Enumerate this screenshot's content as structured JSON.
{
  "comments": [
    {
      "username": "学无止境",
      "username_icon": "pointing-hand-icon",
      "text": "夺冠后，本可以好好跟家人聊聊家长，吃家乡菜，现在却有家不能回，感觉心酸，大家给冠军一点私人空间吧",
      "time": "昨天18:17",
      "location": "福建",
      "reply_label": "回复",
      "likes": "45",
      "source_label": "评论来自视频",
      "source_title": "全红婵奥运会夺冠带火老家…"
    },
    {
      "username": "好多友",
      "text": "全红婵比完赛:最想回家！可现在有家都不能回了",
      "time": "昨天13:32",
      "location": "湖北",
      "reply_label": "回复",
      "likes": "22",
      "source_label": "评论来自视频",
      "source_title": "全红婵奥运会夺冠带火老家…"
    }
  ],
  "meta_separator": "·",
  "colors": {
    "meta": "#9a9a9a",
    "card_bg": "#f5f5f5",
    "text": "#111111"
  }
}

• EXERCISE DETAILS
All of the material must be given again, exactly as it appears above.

• FINISHED EXERCISE
Enumerate this screenshot's content as structured JSON.
{
  "comments": [
    {
      "username": "学无止境",
      "username_icon": "pointing-hand-icon",
      "text": "夺冠后，本可以好好跟家人聊聊家长，吃家乡菜，现在却有家不能回，感觉心酸，大家给冠军一点私人空间吧",
      "time": "昨天18:17",
      "location": "福建",
      "reply_label": "回复",
      "likes": "45",
      "source_label": "评论来自视频",
      "source_title": "全红婵奥运会夺冠带火老家…"
    },
    {
      "username": "好多友",
      "text": "全红婵比完赛:最想回家！可现在有家都不能回了",
      "time": "昨天13:32",
      "location": "湖北",
      "reply_label": "回复",
      "likes": "22",
      "source_label": "评论来自视频",
      "source_title": "全红婵奥运会夺冠带火老家…"
    }
  ],
  "meta_separator": "·",
  "colors": {
    "meta": "#9a9a9a",
    "card_bg": "#f5f5f5",
    "text": "#111111"
  }
}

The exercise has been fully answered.